- Provided records -
+ + + + + + +

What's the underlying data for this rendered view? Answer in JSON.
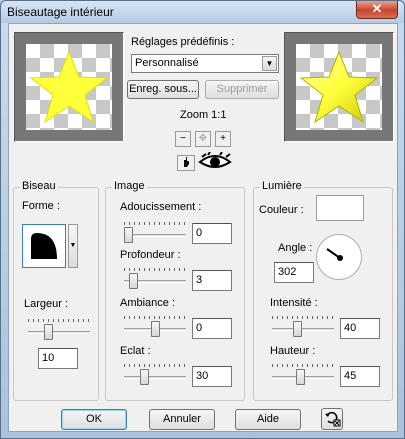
{
  "window": {
    "title": "Biseautage intérieur",
    "close_symbol": "✕"
  },
  "presets": {
    "label": "Réglages prédéfinis :",
    "value": "Personnalisé",
    "save_label": "Enreg. sous...",
    "delete_label": "Supprimer"
  },
  "zoom": {
    "label": "Zoom 1:1",
    "zoom_out": "−",
    "fit": "✥",
    "zoom_in": "+"
  },
  "biseau": {
    "title": "Biseau",
    "forme_label": "Forme :",
    "largeur_label": "Largeur :",
    "largeur_value": "10",
    "largeur_level": 0.3
  },
  "image": {
    "title": "Image",
    "adoucissement_label": "Adoucissement :",
    "adoucissement_value": "0",
    "adoucissement_level": 0,
    "profondeur_label": "Profondeur :",
    "profondeur_value": "3",
    "profondeur_level": 0.1,
    "ambiance_label": "Ambiance :",
    "ambiance_value": "0",
    "ambiance_level": 0.5,
    "eclat_label": "Eclat :",
    "eclat_value": "30",
    "eclat_level": 0.3
  },
  "lumiere": {
    "title": "Lumière",
    "couleur_label": "Couleur :",
    "couleur_value": "#ffffff",
    "angle_label": "Angle :",
    "angle_value": "302",
    "intensite_label": "Intensité :",
    "intensite_value": "40",
    "intensite_level": 0.4,
    "hauteur_label": "Hauteur :",
    "hauteur_value": "45",
    "hauteur_level": 0.45
  },
  "buttons": {
    "ok": "OK",
    "cancel": "Annuler",
    "help": "Aide"
  },
  "colors": {
    "star_fill": "#ffff3c",
    "star_shadow": "#c8c800",
    "preview_bg": "#777777",
    "accent": "#3c7fb1"
  }
}
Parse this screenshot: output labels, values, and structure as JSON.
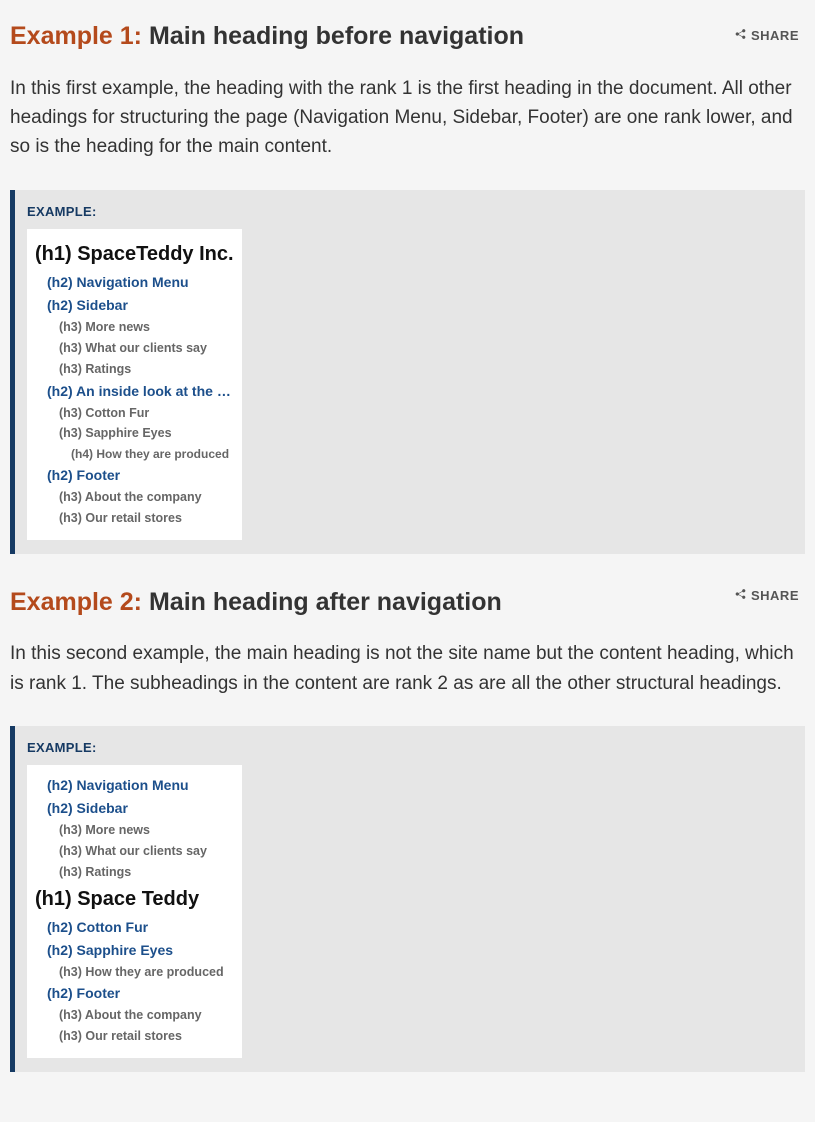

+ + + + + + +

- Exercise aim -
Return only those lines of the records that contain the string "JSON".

- Response to this task -
What's the underlying data for this rendered view? Answer in JSON.
Parse this screenshot: output labels, values, and structure as JSON.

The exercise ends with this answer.